The US EPA (Environmental Protection Agency) finalized a rule to add 1-bromopropane to the federal list of hazardous air pollutants (HAPs) on December 22, 2021. This action is the first time the EPA has added a new chemical to the federal list of HAPs since the original list was created by the Clean Air Act Amendments of 1990.
The chemical 1-bromopropane (1-BP), also known as n-propyl bromide, or nPB, is an organic solvent that is used in electronics and metal cleaning products, surface coatings, dry cleaning, adhesives and in intermediate chemicals used in the manufacture of pharmaceuticals and agricultural products.
The EPA promulgated this amendment adding 1-BP to the federal HAPs list on January 5, 2022 (87 FR 393). The effective date for the additional HAP is February 4, 2022. As a listed HAP, 1-BP will be subject to National Emission Standards for HAPs, also known as MACT (Maximum Achievable Control Technology) standards.
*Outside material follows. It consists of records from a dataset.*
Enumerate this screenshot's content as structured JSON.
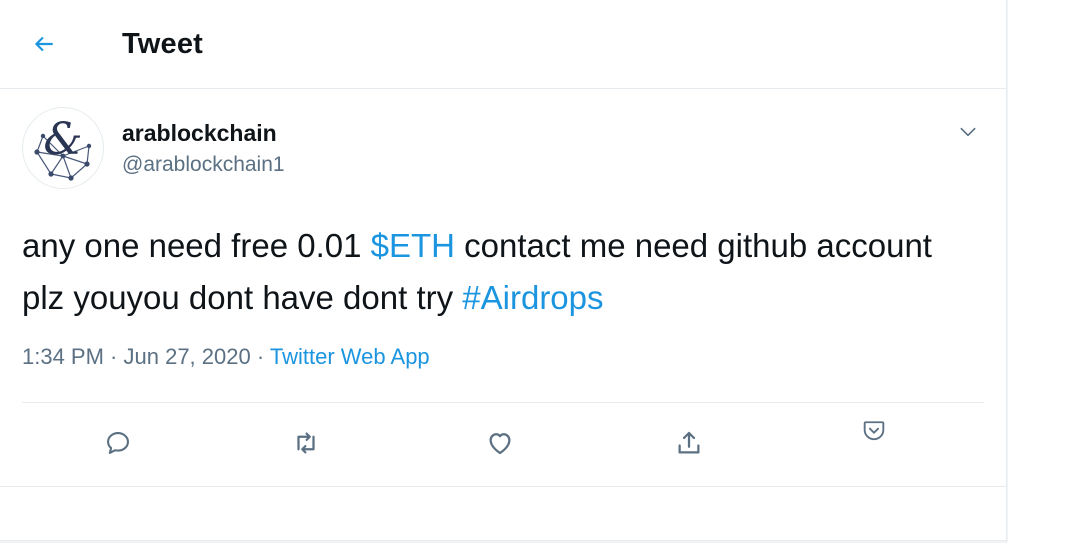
{
  "header": {
    "title": "Tweet",
    "back_icon": "arrow-left-icon"
  },
  "tweet": {
    "author": {
      "display_name": "arablockchain",
      "handle": "@arablockchain1"
    },
    "text": {
      "part1": "any one need free 0.01 ",
      "cashtag": "$ETH",
      "part2": " contact me need github account  plz youyou dont have dont try ",
      "hashtag": "#Airdrops"
    },
    "meta": {
      "time": "1:34 PM",
      "sep1": " · ",
      "date": "Jun 27, 2020",
      "sep2": " · ",
      "source": "Twitter Web App"
    },
    "actions": [
      "reply-icon",
      "retweet-icon",
      "like-icon",
      "share-icon",
      "analytics-icon"
    ]
  },
  "colors": {
    "link": "#1b95e0",
    "secondary_text": "#5b7083",
    "primary_text": "#0f1419",
    "border": "#e6ecf0"
  }
}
The Clean Air Act provides no required deadline or action period to set MACT standards for the control of a new HAP. However, as part of the final rule, the EPA stated that “a separate regulation is needed to ensure the effective and efficient implementation of requirements triggered by the addition of a new HAP” (87 FR 395). The EPA also plans to publish additional guidance on the listing of 1-BP as a new HAP.
Who May Be Affected?
Manufacturers of pharmaceuticals, pesticides, quaternary ammonium compounds, flavors, and fragrance may use 1-BP as a chemical intermediate.
1-BP may be present in various products such as:
|Vapor and immersion degreasing solvents
Manufacturing sectors that use 1-BP as a solvent may include:
|Foam and laminated
|Metal and metal products
Has the EPA regulated 1-BP before?
The EPA has listed 1-BP in the Substance Registry Services, a resource for chemical information. In 2015, the EPA added 1-BP to the Toxic Release Inventory (TRI) list of reportable chemicals. The EPA is currently reconsidering the final risk evaluation of 1-BP pursuant to Section 6(a) of the Toxic Substances Control Act (TSCA).
What Should I Do?
TRC recommends that environmental, health & safety (EHS) compliance and risk managers at potentially affected facilities:
- Monitor federal and state rulemaking for new standards controlling 1-BP emissions.
- Evaluate whether the designation of 1-BP as a HAP will alter your facility status as a major or minor source of HAPs or whether other changes to your air quality emissions permit may be needed.
- Fully review the applicability of the EPA’s “new source MACT” rules prior to construction or reconstruction of a facility with the potential to emit significant quantities of 1-BP, i.e., more than 10 tons per year or 25 tons per year when combined with other HAP emissions. These rules, based on Clean Air Act (CAA) Section 112(g), require the application of “case-by-case MACT” standards in certain circumstances.
- Ensure that the facility is accounting for 1-BP in its annual applicability review, or “threshold analysis,” for TRI reporting.
If you need assistance complying with air quality compliance requirements, TRC is your solution. Contact us here.